What the task asks:
Some lines below may hold the string "JSON". Count them and give only the total.

..........

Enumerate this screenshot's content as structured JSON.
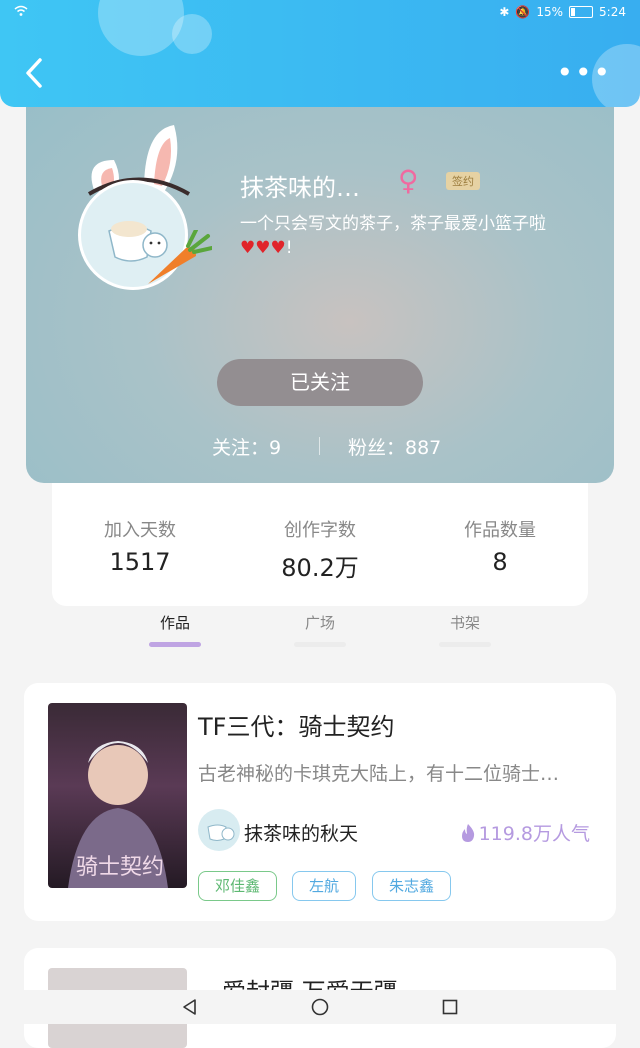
{
  "status_bar": {
    "battery": "15%",
    "time": "5:24"
  },
  "profile": {
    "name": "抹茶味的…",
    "badge": "签约",
    "bio": "一个只会写文的茶子，茶子最爱小篮子啦",
    "bio_end": "!",
    "follow_button": "已关注",
    "following_text": "关注：9",
    "fans_text": "粉丝：887"
  },
  "stats": [
    {
      "label": "加入天数",
      "value": "1517"
    },
    {
      "label": "创作字数",
      "value": "80.2万"
    },
    {
      "label": "作品数量",
      "value": "8"
    }
  ],
  "tabs": [
    {
      "label": "作品"
    },
    {
      "label": "广场"
    },
    {
      "label": "书架"
    }
  ],
  "works": [
    {
      "title": "TF三代：骑士契约",
      "cover_title": "骑士契约",
      "description": "古老神秘的卡琪克大陆上，有十二位骑士…",
      "author": "抹茶味的秋天",
      "popularity": "119.8万人气",
      "tags": [
        "邓佳鑫",
        "左航",
        "朱志鑫"
      ]
    },
    {
      "title": "一爱封疆 万爱无疆"
    }
  ],
  "colors": {
    "accent": "#38aef0",
    "tab_active": "#bfa4e3",
    "popularity": "#b59ae0"
  }
}
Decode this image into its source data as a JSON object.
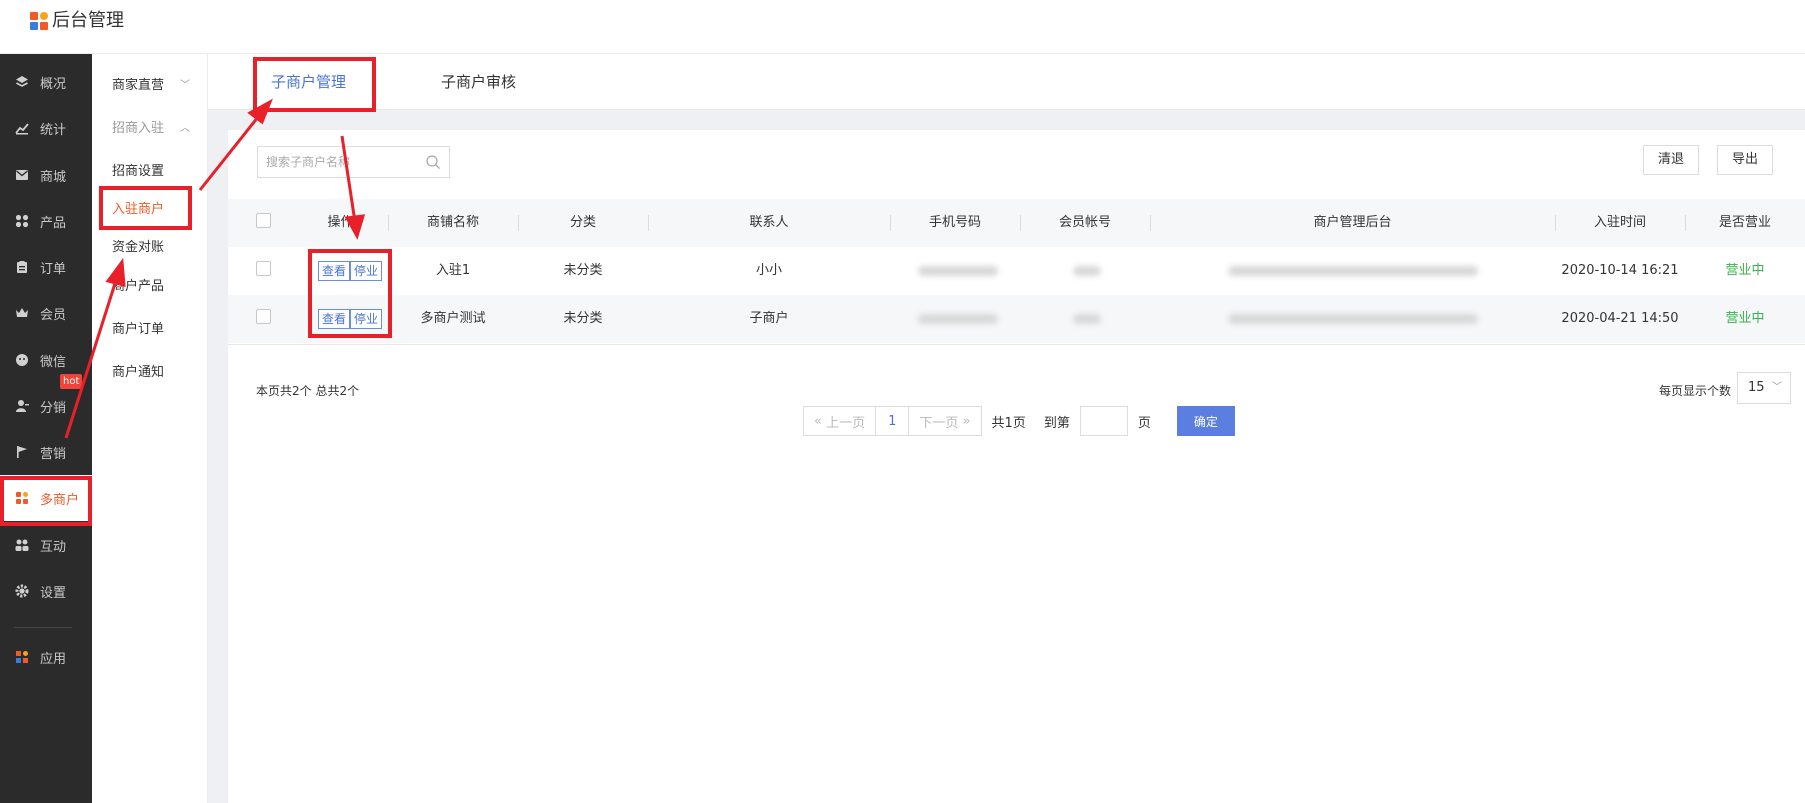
{
  "app": {
    "title": "后台管理",
    "logo_colors": [
      "#f05a28",
      "#f7a41d",
      "#3b7be0",
      "#f05a28"
    ]
  },
  "sidebar": {
    "items": [
      {
        "label": "概况",
        "icon": "layers-icon"
      },
      {
        "label": "统计",
        "icon": "chart-icon"
      },
      {
        "label": "商城",
        "icon": "mail-icon"
      },
      {
        "label": "产品",
        "icon": "grid-icon"
      },
      {
        "label": "订单",
        "icon": "clipboard-icon"
      },
      {
        "label": "会员",
        "icon": "crown-icon"
      },
      {
        "label": "微信",
        "icon": "wechat-icon"
      },
      {
        "label": "分销",
        "icon": "user-share-icon"
      },
      {
        "label": "营销",
        "icon": "flag-icon"
      },
      {
        "label": "多商户",
        "icon": "multi-store-icon"
      },
      {
        "label": "互动",
        "icon": "group-icon"
      },
      {
        "label": "设置",
        "icon": "gear-icon"
      },
      {
        "label": "应用",
        "icon": "apps-icon"
      }
    ],
    "hot_badge": "hot",
    "active_color": "#f05a28"
  },
  "submenu": {
    "items": [
      {
        "label": "商家直营"
      },
      {
        "label": "招商入驻"
      },
      {
        "label": "招商设置"
      },
      {
        "label": "入驻商户"
      },
      {
        "label": "资金对账"
      },
      {
        "label": "商户产品"
      },
      {
        "label": "商户订单"
      },
      {
        "label": "商户通知"
      }
    ]
  },
  "tabs": [
    {
      "label": "子商户管理"
    },
    {
      "label": "子商户审核"
    }
  ],
  "toolbar": {
    "search_placeholder": "搜索子商户名称",
    "clear_label": "清退",
    "export_label": "导出"
  },
  "table": {
    "headers": [
      "操作",
      "商铺名称",
      "分类",
      "联系人",
      "手机号码",
      "会员帐号",
      "商户管理后台",
      "入驻时间",
      "是否营业"
    ],
    "view_label": "查看",
    "stop_label": "停业",
    "rows": [
      {
        "name": "入驻1",
        "category": "未分类",
        "contact": "小小",
        "time": "2020-10-14 16:21",
        "status": "营业中"
      },
      {
        "name": "多商户测试",
        "category": "未分类",
        "contact": "子商户",
        "time": "2020-04-21 14:50",
        "status": "营业中"
      }
    ],
    "status_color": "#36b34a"
  },
  "footer": {
    "count_text": "本页共2个  总共2个",
    "prev_label": "上一页",
    "page": "1",
    "next_label": "下一页",
    "total_pages": "共1页",
    "goto_label": "到第",
    "page_unit": "页",
    "confirm_label": "确定",
    "per_page_label": "每页显示个数",
    "per_page_value": "15"
  },
  "annotation_color": "#e8202a"
}
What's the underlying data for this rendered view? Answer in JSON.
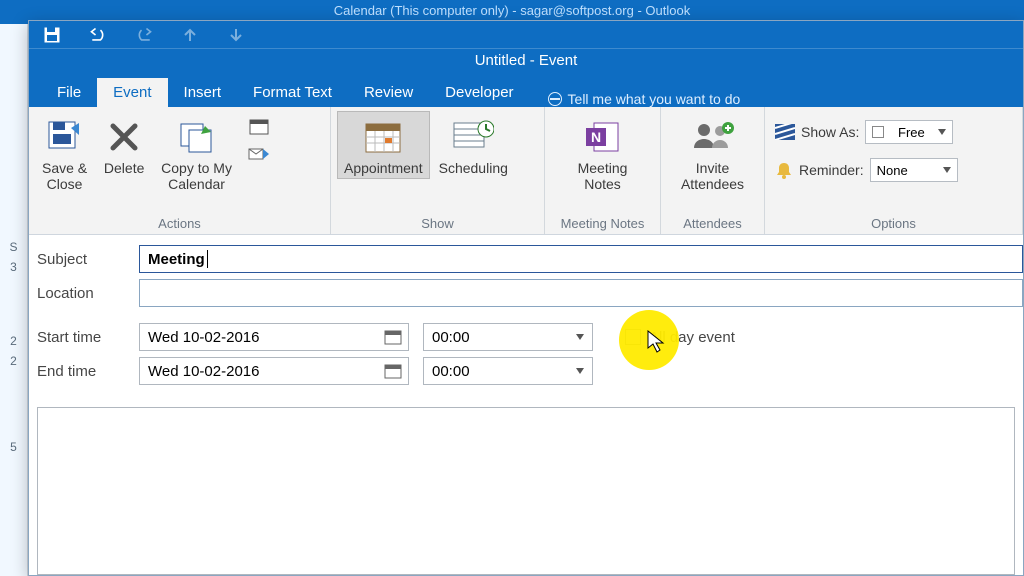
{
  "parent_title": "Calendar (This computer only) - sagar@softpost.org - Outlook",
  "window_title": "Untitled - Event",
  "tabs": {
    "file": "File",
    "event": "Event",
    "insert": "Insert",
    "format_text": "Format Text",
    "review": "Review",
    "developer": "Developer"
  },
  "tellme": "Tell me what you want to do",
  "ribbon": {
    "actions": {
      "save_close": "Save &\nClose",
      "delete": "Delete",
      "copy_cal": "Copy to My\nCalendar",
      "group_label": "Actions"
    },
    "show": {
      "appointment": "Appointment",
      "scheduling": "Scheduling",
      "group_label": "Show"
    },
    "meeting_notes": {
      "btn": "Meeting\nNotes",
      "group_label": "Meeting Notes"
    },
    "attendees": {
      "btn": "Invite\nAttendees",
      "group_label": "Attendees"
    },
    "options": {
      "show_as_label": "Show As:",
      "show_as_value": "Free",
      "reminder_label": "Reminder:",
      "reminder_value": "None",
      "group_label": "Options"
    }
  },
  "form": {
    "subject_label": "Subject",
    "subject_value": "Meeting",
    "location_label": "Location",
    "location_value": "",
    "start_label": "Start time",
    "end_label": "End time",
    "start_date": "Wed 10-02-2016",
    "start_time": "00:00",
    "end_date": "Wed 10-02-2016",
    "end_time": "00:00",
    "all_day": "All day event"
  },
  "sliver": {
    "s": "S",
    "n3": "3",
    "n2a": "2",
    "n2b": "2",
    "n5": "5"
  }
}
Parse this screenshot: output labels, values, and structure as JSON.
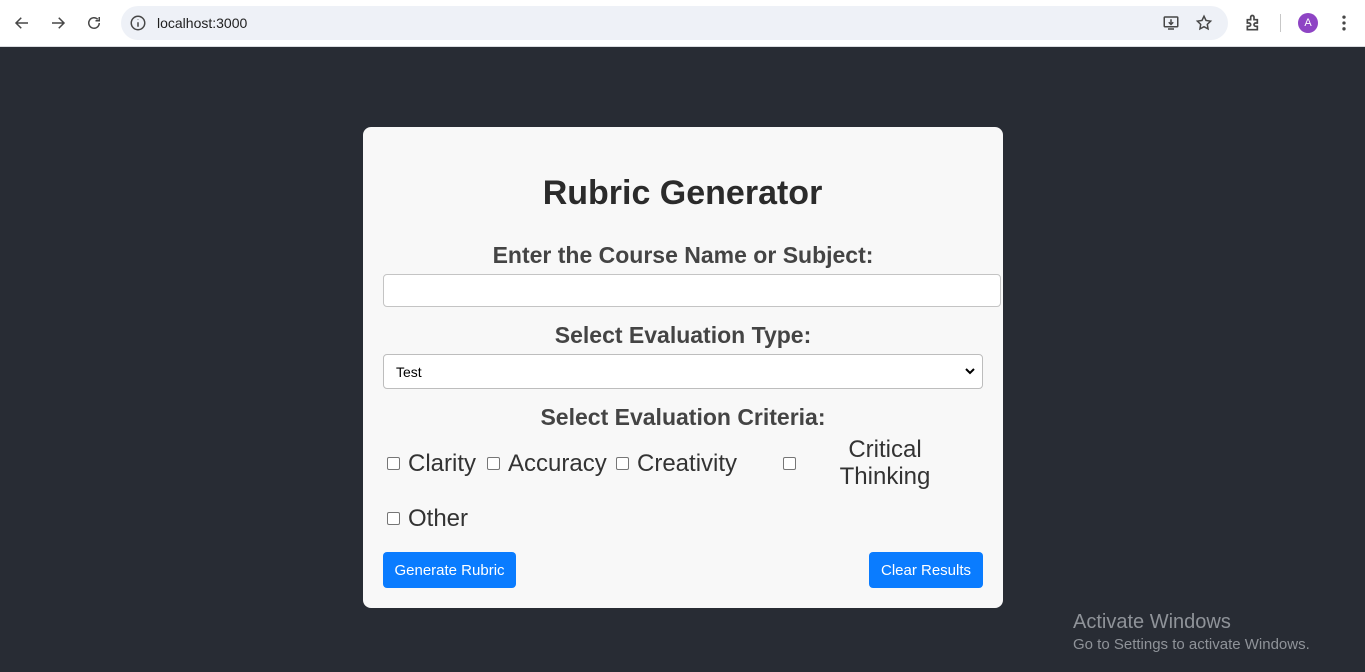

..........

Response to this exercise:
4